## REQUIRED ACTION:
Retyping the records exactly is the whole task.

## Records excerpted from a collection:
Start of Block

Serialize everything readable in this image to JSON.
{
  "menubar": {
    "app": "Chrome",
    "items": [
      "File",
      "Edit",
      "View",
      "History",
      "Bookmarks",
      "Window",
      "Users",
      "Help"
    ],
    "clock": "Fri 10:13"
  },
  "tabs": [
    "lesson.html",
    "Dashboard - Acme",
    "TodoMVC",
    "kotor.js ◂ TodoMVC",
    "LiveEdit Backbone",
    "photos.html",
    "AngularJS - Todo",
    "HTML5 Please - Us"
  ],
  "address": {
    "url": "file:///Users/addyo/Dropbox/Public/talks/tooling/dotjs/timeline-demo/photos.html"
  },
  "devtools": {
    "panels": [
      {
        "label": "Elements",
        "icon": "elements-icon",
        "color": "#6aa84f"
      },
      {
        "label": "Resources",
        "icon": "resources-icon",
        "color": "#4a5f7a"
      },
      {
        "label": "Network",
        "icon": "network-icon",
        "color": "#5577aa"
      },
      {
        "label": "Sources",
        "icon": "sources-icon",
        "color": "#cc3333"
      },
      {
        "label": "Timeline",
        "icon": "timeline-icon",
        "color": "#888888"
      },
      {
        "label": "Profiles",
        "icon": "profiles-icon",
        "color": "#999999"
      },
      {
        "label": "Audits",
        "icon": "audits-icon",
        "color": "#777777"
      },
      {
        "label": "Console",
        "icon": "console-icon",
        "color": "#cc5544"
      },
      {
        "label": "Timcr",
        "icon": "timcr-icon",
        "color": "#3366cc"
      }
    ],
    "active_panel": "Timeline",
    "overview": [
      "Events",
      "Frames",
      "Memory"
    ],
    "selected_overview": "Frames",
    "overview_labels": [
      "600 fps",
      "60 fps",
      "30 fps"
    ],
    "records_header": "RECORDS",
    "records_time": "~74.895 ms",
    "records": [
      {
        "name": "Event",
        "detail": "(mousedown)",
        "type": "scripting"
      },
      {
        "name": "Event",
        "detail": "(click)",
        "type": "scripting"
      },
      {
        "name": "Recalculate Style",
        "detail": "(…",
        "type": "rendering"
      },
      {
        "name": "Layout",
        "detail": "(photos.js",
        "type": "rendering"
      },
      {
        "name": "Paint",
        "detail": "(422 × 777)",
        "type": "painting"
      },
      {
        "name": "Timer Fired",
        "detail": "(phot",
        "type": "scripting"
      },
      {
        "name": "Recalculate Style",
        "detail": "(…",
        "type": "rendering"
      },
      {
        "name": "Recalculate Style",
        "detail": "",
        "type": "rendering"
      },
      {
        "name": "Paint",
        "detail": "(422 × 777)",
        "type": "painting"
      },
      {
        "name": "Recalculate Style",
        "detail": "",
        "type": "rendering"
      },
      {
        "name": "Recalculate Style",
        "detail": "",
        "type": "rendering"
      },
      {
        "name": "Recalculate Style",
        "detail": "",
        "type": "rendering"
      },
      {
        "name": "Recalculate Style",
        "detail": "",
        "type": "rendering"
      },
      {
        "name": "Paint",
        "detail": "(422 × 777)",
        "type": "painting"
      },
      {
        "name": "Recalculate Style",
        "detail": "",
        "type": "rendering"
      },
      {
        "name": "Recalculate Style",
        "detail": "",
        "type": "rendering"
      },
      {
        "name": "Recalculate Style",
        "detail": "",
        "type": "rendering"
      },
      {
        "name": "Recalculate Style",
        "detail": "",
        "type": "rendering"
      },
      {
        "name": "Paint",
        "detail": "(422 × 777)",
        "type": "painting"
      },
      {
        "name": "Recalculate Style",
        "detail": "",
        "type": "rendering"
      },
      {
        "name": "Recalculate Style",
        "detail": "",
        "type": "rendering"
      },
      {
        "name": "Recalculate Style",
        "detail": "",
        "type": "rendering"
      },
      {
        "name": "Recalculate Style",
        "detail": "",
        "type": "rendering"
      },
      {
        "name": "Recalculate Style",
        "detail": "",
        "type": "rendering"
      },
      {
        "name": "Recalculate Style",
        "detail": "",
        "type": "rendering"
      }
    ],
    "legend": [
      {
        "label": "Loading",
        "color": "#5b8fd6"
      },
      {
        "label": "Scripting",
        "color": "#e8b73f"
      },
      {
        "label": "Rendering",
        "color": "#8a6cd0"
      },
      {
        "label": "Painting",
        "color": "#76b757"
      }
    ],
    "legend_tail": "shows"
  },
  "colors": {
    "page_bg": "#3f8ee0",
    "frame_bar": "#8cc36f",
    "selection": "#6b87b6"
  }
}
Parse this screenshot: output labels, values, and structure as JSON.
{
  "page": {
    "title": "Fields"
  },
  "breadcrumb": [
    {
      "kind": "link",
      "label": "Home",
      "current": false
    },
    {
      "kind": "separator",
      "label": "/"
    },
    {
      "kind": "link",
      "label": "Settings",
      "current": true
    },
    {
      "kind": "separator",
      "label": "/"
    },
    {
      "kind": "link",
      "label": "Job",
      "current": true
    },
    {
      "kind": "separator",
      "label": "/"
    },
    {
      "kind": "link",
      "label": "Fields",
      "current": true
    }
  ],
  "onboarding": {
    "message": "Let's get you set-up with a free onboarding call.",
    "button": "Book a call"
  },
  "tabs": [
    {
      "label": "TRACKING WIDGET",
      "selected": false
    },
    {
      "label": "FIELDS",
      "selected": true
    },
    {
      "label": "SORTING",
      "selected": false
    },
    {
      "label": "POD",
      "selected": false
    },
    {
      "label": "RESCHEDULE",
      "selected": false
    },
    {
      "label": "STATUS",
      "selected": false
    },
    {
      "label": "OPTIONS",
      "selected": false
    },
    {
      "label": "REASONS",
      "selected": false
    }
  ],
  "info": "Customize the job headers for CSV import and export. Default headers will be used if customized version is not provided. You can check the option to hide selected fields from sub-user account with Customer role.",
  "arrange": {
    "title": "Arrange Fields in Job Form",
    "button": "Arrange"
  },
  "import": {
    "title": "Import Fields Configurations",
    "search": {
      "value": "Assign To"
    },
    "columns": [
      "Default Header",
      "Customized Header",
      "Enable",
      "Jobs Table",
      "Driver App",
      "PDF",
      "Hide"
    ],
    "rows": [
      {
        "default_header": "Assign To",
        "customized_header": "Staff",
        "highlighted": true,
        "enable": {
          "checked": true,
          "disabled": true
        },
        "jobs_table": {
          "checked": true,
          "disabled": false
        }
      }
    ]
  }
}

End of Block

## EXERCISE RESPONSE:
Serialize everything readable in this image to JSON.
{
  "menubar": {
    "app": "Chrome",
    "items": [
      "File",
      "Edit",
      "View",
      "History",
      "Bookmarks",
      "Window",
      "Users",
      "Help"
    ],
    "clock": "Fri 10:13"
  },
  "tabs": [
    "lesson.html",
    "Dashboard - Acme",
    "TodoMVC",
    "kotor.js ◂ TodoMVC",
    "LiveEdit Backbone",
    "photos.html",
    "AngularJS - Todo",
    "HTML5 Please - Us"
  ],
  "address": {
    "url": "file:///Users/addyo/Dropbox/Public/talks/tooling/dotjs/timeline-demo/photos.html"
  },
  "devtools": {
    "panels": [
      {
        "label": "Elements",
        "icon": "elements-icon",
        "color": "#6aa84f"
      },
      {
        "label": "Resources",
        "icon": "resources-icon",
        "color": "#4a5f7a"
      },
      {
        "label": "Network",
        "icon": "network-icon",
        "color": "#5577aa"
      },
      {
        "label": "Sources",
        "icon": "sources-icon",
        "color": "#cc3333"
      },
      {
        "label": "Timeline",
        "icon": "timeline-icon",
        "color": "#888888"
      },
      {
        "label": "Profiles",
        "icon": "profiles-icon",
        "color": "#999999"
      },
      {
        "label": "Audits",
        "icon": "audits-icon",
        "color": "#777777"
      },
      {
        "label": "Console",
        "icon": "console-icon",
        "color": "#cc5544"
      },
      {
        "label": "Timcr",
        "icon": "timcr-icon",
        "color": "#3366cc"
      }
    ],
    "active_panel": "Timeline",
    "overview": [
      "Events",
      "Frames",
      "Memory"
    ],
    "selected_overview": "Frames",
    "overview_labels": [
      "600 fps",
      "60 fps",
      "30 fps"
    ],
    "records_header": "RECORDS",
    "records_time": "~74.895 ms",
    "records": [
      {
        "name": "Event",
        "detail": "(mousedown)",
        "type": "scripting"
      },
      {
        "name": "Event",
        "detail": "(click)",
        "type": "scripting"
      },
      {
        "name": "Recalculate Style",
        "detail": "(…",
        "type": "rendering"
      },
      {
        "name": "Layout",
        "detail": "(photos.js",
        "type": "rendering"
      },
      {
        "name": "Paint",
        "detail": "(422 × 777)",
        "type": "painting"
      },
      {
        "name": "Timer Fired",
        "detail": "(phot",
        "type": "scripting"
      },
      {
        "name": "Recalculate Style",
        "detail": "(…",
        "type": "rendering"
      },
      {
        "name": "Recalculate Style",
        "detail": "",
        "type": "rendering"
      },
      {
        "name": "Paint",
        "detail": "(422 × 777)",
        "type": "painting"
      },
      {
        "name": "Recalculate Style",
        "detail": "",
        "type": "rendering"
      },
      {
        "name": "Recalculate Style",
        "detail": "",
        "type": "rendering"
      },
      {
        "name": "Recalculate Style",
        "detail": "",
        "type": "rendering"
      },
      {
        "name": "Recalculate Style",
        "detail": "",
        "type": "rendering"
      },
      {
        "name": "Paint",
        "detail": "(422 × 777)",
        "type": "painting"
      },
      {
        "name": "Recalculate Style",
        "detail": "",
        "type": "rendering"
      },
      {
        "name": "Recalculate Style",
        "detail": "",
        "type": "rendering"
      },
      {
        "name": "Recalculate Style",
        "detail": "",
        "type": "rendering"
      },
      {
        "name": "Recalculate Style",
        "detail": "",
        "type": "rendering"
      },
      {
        "name": "Paint",
        "detail": "(422 × 777)",
        "type": "painting"
      },
      {
        "name": "Recalculate Style",
        "detail": "",
        "type": "rendering"
      },
      {
        "name": "Recalculate Style",
        "detail": "",
        "type": "rendering"
      },
      {
        "name": "Recalculate Style",
        "detail": "",
        "type": "rendering"
      },
      {
        "name": "Recalculate Style",
        "detail": "",
        "type": "rendering"
      },
      {
        "name": "Recalculate Style",
        "detail": "",
        "type": "rendering"
      },
      {
        "name": "Recalculate Style",
        "detail": "",
        "type": "rendering"
      }
    ],
    "legend": [
      {
        "label": "Loading",
        "color": "#5b8fd6"
      },
      {
        "label": "Scripting",
        "color": "#e8b73f"
      },
      {
        "label": "Rendering",
        "color": "#8a6cd0"
      },
      {
        "label": "Painting",
        "color": "#76b757"
      }
    ],
    "legend_tail": "shows"
  },
  "colors": {
    "page_bg": "#3f8ee0",
    "frame_bar": "#8cc36f",
    "selection": "#6b87b6"
  }
}
Parse this screenshot: output labels, values, and structure as JSON.
{
  "page": {
    "title": "Fields"
  },
  "breadcrumb": [
    {
      "kind": "link",
      "label": "Home",
      "current": false
    },
    {
      "kind": "separator",
      "label": "/"
    },
    {
      "kind": "link",
      "label": "Settings",
      "current": true
    },
    {
      "kind": "separator",
      "label": "/"
    },
    {
      "kind": "link",
      "label": "Job",
      "current": true
    },
    {
      "kind": "separator",
      "label": "/"
    },
    {
      "kind": "link",
      "label": "Fields",
      "current": true
    }
  ],
  "onboarding": {
    "message": "Let's get you set-up with a free onboarding call.",
    "button": "Book a call"
  },
  "tabs": [
    {
      "label": "TRACKING WIDGET",
      "selected": false
    },
    {
      "label": "FIELDS",
      "selected": true
    },
    {
      "label": "SORTING",
      "selected": false
    },
    {
      "label": "POD",
      "selected": false
    },
    {
      "label": "RESCHEDULE",
      "selected": false
    },
    {
      "label": "STATUS",
      "selected": false
    },
    {
      "label": "OPTIONS",
      "selected": false
    },
    {
      "label": "REASONS",
      "selected": false
    }
  ],
  "info": "Customize the job headers for CSV import and export. Default headers will be used if customized version is not provided. You can check the option to hide selected fields from sub-user account with Customer role.",
  "arrange": {
    "title": "Arrange Fields in Job Form",
    "button": "Arrange"
  },
  "import": {
    "title": "Import Fields Configurations",
    "search": {
      "value": "Assign To"
    },
    "columns": [
      "Default Header",
      "Customized Header",
      "Enable",
      "Jobs Table",
      "Driver App",
      "PDF",
      "Hide"
    ],
    "rows": [
      {
        "default_header": "Assign To",
        "customized_header": "Staff",
        "highlighted": true,
        "enable": {
          "checked": true,
          "disabled": true
        },
        "jobs_table": {
          "checked": true,
          "disabled": false
        }
      }
    ]
  }
}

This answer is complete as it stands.